“Jesus wept.” Arguably, two of the most impactful words in the Bible carry a deeper meaning than can be seen just from the surface. Jesus was perfect. He healed the sick, raised the deceased to life, and lived without sin. Jesus also felt emotions. When the news of Lazarus’ passing spread to Jesus, it drove Him to return to the land of a people that wanted to stone Him. The Bible says Jesus loved Lazarus, but also loved his sisters, Martha and Mary. When He arrived at Lazarus’ grave, Jesus saw Mary weeping, along with others from her community sharing in her grief. Sometimes, a friend in need is waiting for help and a solution is what’s needed. Other times, a friend just wants to be heard. A friend simply wants others to share in their loss, shoulder their burden, and process their pain alongside them; that is exactly what Jesus chose to do. Jesus wept. (John 11:35)
Recently, a Rohingya woman that has been involved in the GoTEN community for several years tragically lost a baby at birth. A parent losing a child is a type of pain that is unimaginable to a person that has not experienced it, but it’s safe to assume that the pain is better processed with support. In the days following the tragedy, two GoTEN team members spent time in the grieving mother’s home. When she needed someone to weep with, they wept. When she needed someone to talk to, they listened. Just as Jesus felt for his friends, made time for them, and shared in their loss, our staff stepped up to do the same for their friend.

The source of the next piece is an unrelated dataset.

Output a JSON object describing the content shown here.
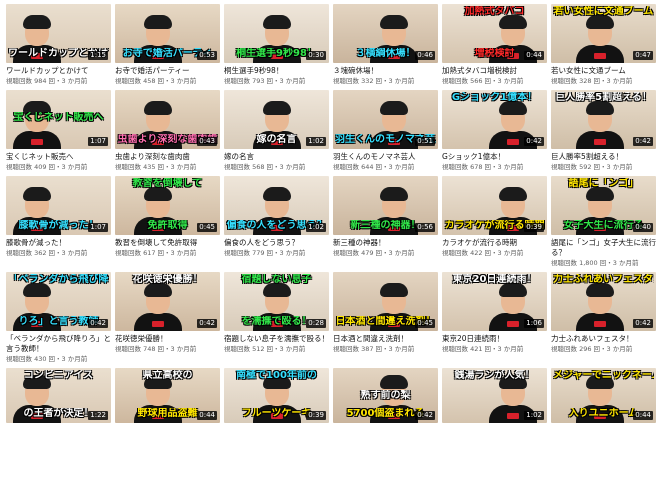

Ultimately, Jesus brought Lazarus back to life. Before he did so, he perfectly modeled what it looks like to be there for someone. He showed the world in many ways, including this one, how to love selflessly. The Rohingya people, and refugees as a whole, regularly experience grief. When presented the opportunity, it is our calling, command in fact, to do as Jesus did and stand with our friends.